| WORK TASK |
Omitting all images, set down every line below exactly as it appears.

| EXCERPTED RECORDS |
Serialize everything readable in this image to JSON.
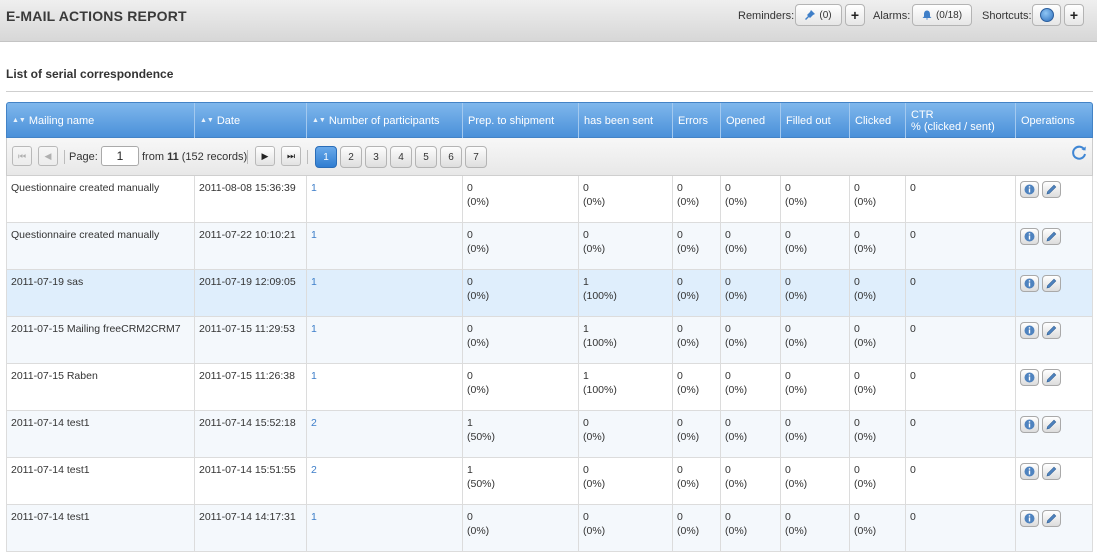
{
  "header": {
    "title": "E-MAIL ACTIONS REPORT",
    "reminders_label": "Reminders:",
    "reminders_count": "(0)",
    "alarms_label": "Alarms:",
    "alarms_count": "(0/18)",
    "shortcuts_label": "Shortcuts:",
    "plus": "+"
  },
  "section": {
    "title": "List of serial correspondence"
  },
  "columns": [
    "Mailing name",
    "Date",
    "Number of participants",
    "Prep. to shipment",
    "has been sent",
    "Errors",
    "Opened",
    "Filled out",
    "Clicked",
    "CTR % (clicked / sent)",
    "Operations"
  ],
  "ctr_header": {
    "line1": "CTR",
    "line2": "% (clicked / sent)"
  },
  "pager": {
    "page_label": "Page:",
    "page_value": "1",
    "from_prefix": "from",
    "total_pages": "11",
    "records": "(152 records)",
    "pages": [
      "1",
      "2",
      "3",
      "4",
      "5",
      "6",
      "7"
    ],
    "active_page": "1"
  },
  "rows": [
    {
      "name": "Questionnaire created manually",
      "date": "2011-08-08 15:36:39",
      "participants": "1",
      "prep": "0",
      "prep_pct": "(0%)",
      "sent": "0",
      "sent_pct": "(0%)",
      "errors": "0",
      "errors_pct": "(0%)",
      "opened": "0",
      "opened_pct": "(0%)",
      "filled": "0",
      "filled_pct": "(0%)",
      "clicked": "0",
      "clicked_pct": "(0%)",
      "ctr": "0"
    },
    {
      "name": "Questionnaire created manually",
      "date": "2011-07-22 10:10:21",
      "participants": "1",
      "prep": "0",
      "prep_pct": "(0%)",
      "sent": "0",
      "sent_pct": "(0%)",
      "errors": "0",
      "errors_pct": "(0%)",
      "opened": "0",
      "opened_pct": "(0%)",
      "filled": "0",
      "filled_pct": "(0%)",
      "clicked": "0",
      "clicked_pct": "(0%)",
      "ctr": "0"
    },
    {
      "name": "2011-07-19 sas",
      "date": "2011-07-19 12:09:05",
      "participants": "1",
      "prep": "0",
      "prep_pct": "(0%)",
      "sent": "1",
      "sent_pct": "(100%)",
      "errors": "0",
      "errors_pct": "(0%)",
      "opened": "0",
      "opened_pct": "(0%)",
      "filled": "0",
      "filled_pct": "(0%)",
      "clicked": "0",
      "clicked_pct": "(0%)",
      "ctr": "0"
    },
    {
      "name": "2011-07-15 Mailing freeCRM2CRM7",
      "date": "2011-07-15 11:29:53",
      "participants": "1",
      "prep": "0",
      "prep_pct": "(0%)",
      "sent": "1",
      "sent_pct": "(100%)",
      "errors": "0",
      "errors_pct": "(0%)",
      "opened": "0",
      "opened_pct": "(0%)",
      "filled": "0",
      "filled_pct": "(0%)",
      "clicked": "0",
      "clicked_pct": "(0%)",
      "ctr": "0"
    },
    {
      "name": "2011-07-15 Raben",
      "date": "2011-07-15 11:26:38",
      "participants": "1",
      "prep": "0",
      "prep_pct": "(0%)",
      "sent": "1",
      "sent_pct": "(100%)",
      "errors": "0",
      "errors_pct": "(0%)",
      "opened": "0",
      "opened_pct": "(0%)",
      "filled": "0",
      "filled_pct": "(0%)",
      "clicked": "0",
      "clicked_pct": "(0%)",
      "ctr": "0"
    },
    {
      "name": "2011-07-14 test1",
      "date": "2011-07-14 15:52:18",
      "participants": "2",
      "prep": "1",
      "prep_pct": "(50%)",
      "sent": "0",
      "sent_pct": "(0%)",
      "errors": "0",
      "errors_pct": "(0%)",
      "opened": "0",
      "opened_pct": "(0%)",
      "filled": "0",
      "filled_pct": "(0%)",
      "clicked": "0",
      "clicked_pct": "(0%)",
      "ctr": "0"
    },
    {
      "name": "2011-07-14 test1",
      "date": "2011-07-14 15:51:55",
      "participants": "2",
      "prep": "1",
      "prep_pct": "(50%)",
      "sent": "0",
      "sent_pct": "(0%)",
      "errors": "0",
      "errors_pct": "(0%)",
      "opened": "0",
      "opened_pct": "(0%)",
      "filled": "0",
      "filled_pct": "(0%)",
      "clicked": "0",
      "clicked_pct": "(0%)",
      "ctr": "0"
    },
    {
      "name": "2011-07-14 test1",
      "date": "2011-07-14 14:17:31",
      "participants": "1",
      "prep": "0",
      "prep_pct": "(0%)",
      "sent": "0",
      "sent_pct": "(0%)",
      "errors": "0",
      "errors_pct": "(0%)",
      "opened": "0",
      "opened_pct": "(0%)",
      "filled": "0",
      "filled_pct": "(0%)",
      "clicked": "0",
      "clicked_pct": "(0%)",
      "ctr": "0"
    }
  ],
  "highlighted_row": 2,
  "colors": {
    "accent": "#4a90d9",
    "link": "#3d7ec9",
    "row_highlight": "#dfeefc"
  }
}
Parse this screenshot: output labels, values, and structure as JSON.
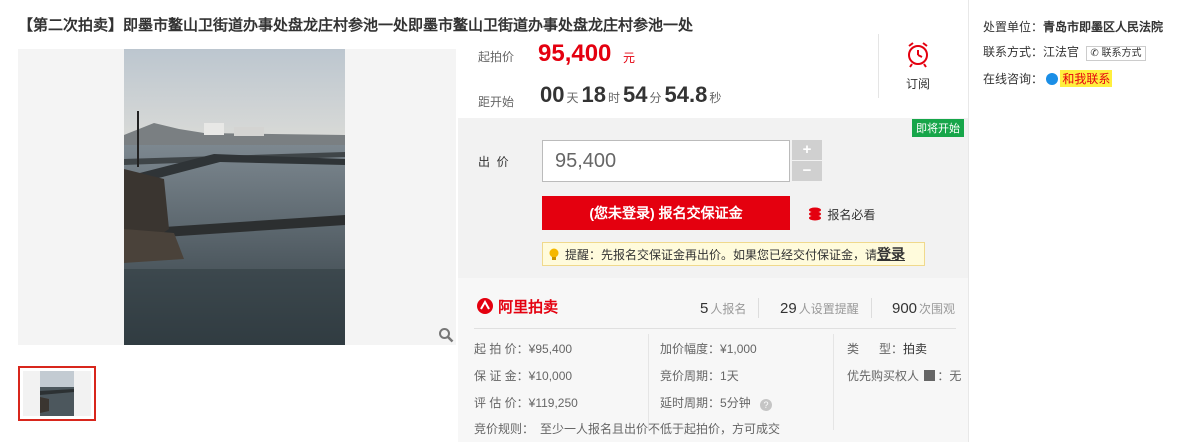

| WRITTEN SOLUTION |
Serialize everything readable in this image to JSON.
{
  "header": {
    "title": "E-MAIL ACTIONS REPORT",
    "reminders_label": "Reminders:",
    "reminders_count": "(0)",
    "alarms_label": "Alarms:",
    "alarms_count": "(0/18)",
    "shortcuts_label": "Shortcuts:",
    "plus": "+"
  },
  "section": {
    "title": "List of serial correspondence"
  },
  "columns": [
    "Mailing name",
    "Date",
    "Number of participants",
    "Prep. to shipment",
    "has been sent",
    "Errors",
    "Opened",
    "Filled out",
    "Clicked",
    "CTR % (clicked / sent)",
    "Operations"
  ],
  "ctr_header": {
    "line1": "CTR",
    "line2": "% (clicked / sent)"
  },
  "pager": {
    "page_label": "Page:",
    "page_value": "1",
    "from_prefix": "from",
    "total_pages": "11",
    "records": "(152 records)",
    "pages": [
      "1",
      "2",
      "3",
      "4",
      "5",
      "6",
      "7"
    ],
    "active_page": "1"
  },
  "rows": [
    {
      "name": "Questionnaire created manually",
      "date": "2011-08-08 15:36:39",
      "participants": "1",
      "prep": "0",
      "prep_pct": "(0%)",
      "sent": "0",
      "sent_pct": "(0%)",
      "errors": "0",
      "errors_pct": "(0%)",
      "opened": "0",
      "opened_pct": "(0%)",
      "filled": "0",
      "filled_pct": "(0%)",
      "clicked": "0",
      "clicked_pct": "(0%)",
      "ctr": "0"
    },
    {
      "name": "Questionnaire created manually",
      "date": "2011-07-22 10:10:21",
      "participants": "1",
      "prep": "0",
      "prep_pct": "(0%)",
      "sent": "0",
      "sent_pct": "(0%)",
      "errors": "0",
      "errors_pct": "(0%)",
      "opened": "0",
      "opened_pct": "(0%)",
      "filled": "0",
      "filled_pct": "(0%)",
      "clicked": "0",
      "clicked_pct": "(0%)",
      "ctr": "0"
    },
    {
      "name": "2011-07-19 sas",
      "date": "2011-07-19 12:09:05",
      "participants": "1",
      "prep": "0",
      "prep_pct": "(0%)",
      "sent": "1",
      "sent_pct": "(100%)",
      "errors": "0",
      "errors_pct": "(0%)",
      "opened": "0",
      "opened_pct": "(0%)",
      "filled": "0",
      "filled_pct": "(0%)",
      "clicked": "0",
      "clicked_pct": "(0%)",
      "ctr": "0"
    },
    {
      "name": "2011-07-15 Mailing freeCRM2CRM7",
      "date": "2011-07-15 11:29:53",
      "participants": "1",
      "prep": "0",
      "prep_pct": "(0%)",
      "sent": "1",
      "sent_pct": "(100%)",
      "errors": "0",
      "errors_pct": "(0%)",
      "opened": "0",
      "opened_pct": "(0%)",
      "filled": "0",
      "filled_pct": "(0%)",
      "clicked": "0",
      "clicked_pct": "(0%)",
      "ctr": "0"
    },
    {
      "name": "2011-07-15 Raben",
      "date": "2011-07-15 11:26:38",
      "participants": "1",
      "prep": "0",
      "prep_pct": "(0%)",
      "sent": "1",
      "sent_pct": "(100%)",
      "errors": "0",
      "errors_pct": "(0%)",
      "opened": "0",
      "opened_pct": "(0%)",
      "filled": "0",
      "filled_pct": "(0%)",
      "clicked": "0",
      "clicked_pct": "(0%)",
      "ctr": "0"
    },
    {
      "name": "2011-07-14 test1",
      "date": "2011-07-14 15:52:18",
      "participants": "2",
      "prep": "1",
      "prep_pct": "(50%)",
      "sent": "0",
      "sent_pct": "(0%)",
      "errors": "0",
      "errors_pct": "(0%)",
      "opened": "0",
      "opened_pct": "(0%)",
      "filled": "0",
      "filled_pct": "(0%)",
      "clicked": "0",
      "clicked_pct": "(0%)",
      "ctr": "0"
    },
    {
      "name": "2011-07-14 test1",
      "date": "2011-07-14 15:51:55",
      "participants": "2",
      "prep": "1",
      "prep_pct": "(50%)",
      "sent": "0",
      "sent_pct": "(0%)",
      "errors": "0",
      "errors_pct": "(0%)",
      "opened": "0",
      "opened_pct": "(0%)",
      "filled": "0",
      "filled_pct": "(0%)",
      "clicked": "0",
      "clicked_pct": "(0%)",
      "ctr": "0"
    },
    {
      "name": "2011-07-14 test1",
      "date": "2011-07-14 14:17:31",
      "participants": "1",
      "prep": "0",
      "prep_pct": "(0%)",
      "sent": "0",
      "sent_pct": "(0%)",
      "errors": "0",
      "errors_pct": "(0%)",
      "opened": "0",
      "opened_pct": "(0%)",
      "filled": "0",
      "filled_pct": "(0%)",
      "clicked": "0",
      "clicked_pct": "(0%)",
      "ctr": "0"
    }
  ],
  "highlighted_row": 2,
  "colors": {
    "accent": "#4a90d9",
    "link": "#3d7ec9",
    "row_highlight": "#dfeefc"
  }
}
Parse this screenshot: output labels, values, and structure as JSON.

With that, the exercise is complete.